Many regional conflicts across the globe, particularly in Africa, are fought primarily using small arms: weapons that can be carried by one or two people and that are cheap and easy to obtain. 


In Part 3 of our series on Weapons Proliferation, Amy Katz takes a closer look at these weapons, which experts say pose a larger threat than the more feared nuclear, chemical and biological "weapons of mass destruction."



When U.S.-led forces invaded the Iraqi city of Fallujah in late November they faced strong opposition from insurgents. They also found huge caches of the insurgents' small arms.


Rachel Stohl of the Washington, D.C. Center for Defense Information says the more weapons there are in a given society, the more likely it is they will be used to do harm. "So, in Iraq, for example, where there are huge weapons caches being found, the likelihood, if those weapons aren't adequately collected, secured and destroyed -- which all three of those things need to happen to eliminate them from being a threat -- those weapons can be used for crime, for violence, for intimidation against peace keepers, against troops in the field, against other citizens."


Ms. Stohl says in countries where weapons are not dealt with properly, their numbers will only continue to increase. And they will likely end up moving across borders and into other conflicts. "Small arms are so cheap, you can always find a ready supply of them, they're easily available, they're cheap, they're portable,  and with them you can continue to perpetuate conflicts for years and years,"  she added.


Michael Krepon is the founding President of the Henry L. Stimson Center -- a Washington, D.C. institute that promotes international peace and security.  He says Iraq is just one of the countries where the proliferation of small arms has become a major concern.


"I would say one half to one third the countries of Africa, we can start there.  Iraq, Iran and Iran's assistance to insurgent forces in Iraq.  Iraq is a huge problem.? He said and added, ?Small arms are a huge problem in Kashmir, as India and Pakistan square off there.  So, the list goes on and on."


Sudan is on the list: thousands of people there have fled a conflict being fought primarily with small arms.


The violence in the Democratic Republic of Congo is fueled largely with small arms, as was the separatist war in Papua New Guinea in the 1990s.

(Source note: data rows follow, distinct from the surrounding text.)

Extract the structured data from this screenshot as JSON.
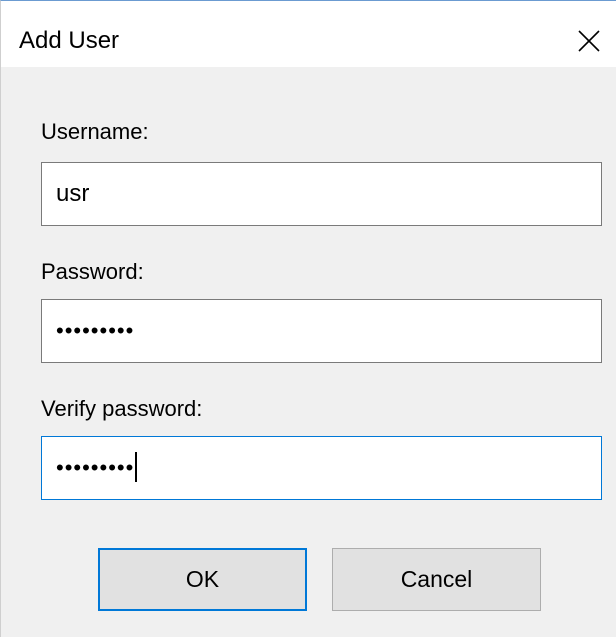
{
  "window": {
    "title": "Add User",
    "close_icon": "close-icon"
  },
  "form": {
    "username": {
      "label": "Username:",
      "value": "usr"
    },
    "password": {
      "label": "Password:",
      "value": "•••••••••"
    },
    "verify_password": {
      "label": "Verify password:",
      "value": "•••••••••"
    }
  },
  "buttons": {
    "ok_label": "OK",
    "cancel_label": "Cancel"
  },
  "colors": {
    "focus_accent": "#0078d7",
    "dialog_background": "#f0f0f0",
    "button_background": "#e1e1e1"
  }
}
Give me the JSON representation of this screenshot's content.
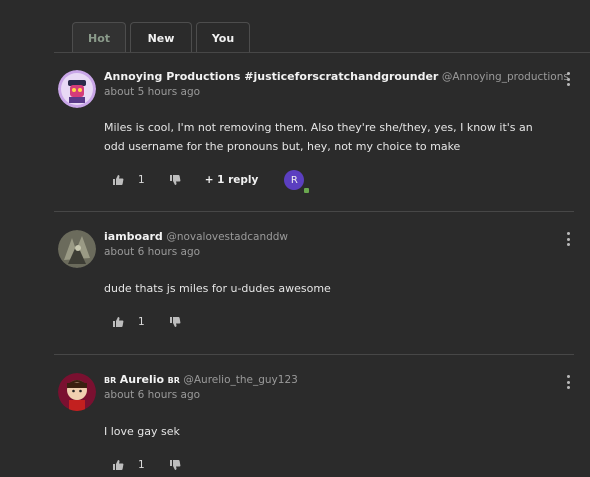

Small arms are also responsible for much of the trouble in the Middle Eastern nation of Yemen, where there are reportedly three guns for every person.


And they were a huge problem for U.S. forces in Afghanistan.  Since U.S. forces entered the country in 2001, Afghanistan has become one of several success stories on the small arms front.  Many militias there have now turned their weapons over to the United Nations. 


Rachel Stohl says there have been similar successes elsewhere. "There is progress being made on small arms every day.  In communities in Africa, in Central America, we're seeing citizens voluntarily turning in their weapons and saying we don't want to use these weapons as our source of livelihood anymore.  We want a peaceful society."


But, Michael Krepon says international action is needed to solve the problem, through conflict resolution, more than trying to stem the flow and the use of small arms. "Countries that are wracked by the use of small arms internally, need to find some internal peace with the help of outsiders.  Conflict resolution is the best solution to the small arms problem."


Without a greater effort, experts say, small arms will remain the single greatest proliferation issue.


Mr. Krepon emphasized the point, "More people die from small arms than from weapons of mass destruction.  This is a huge problem and a hugely difficult problem."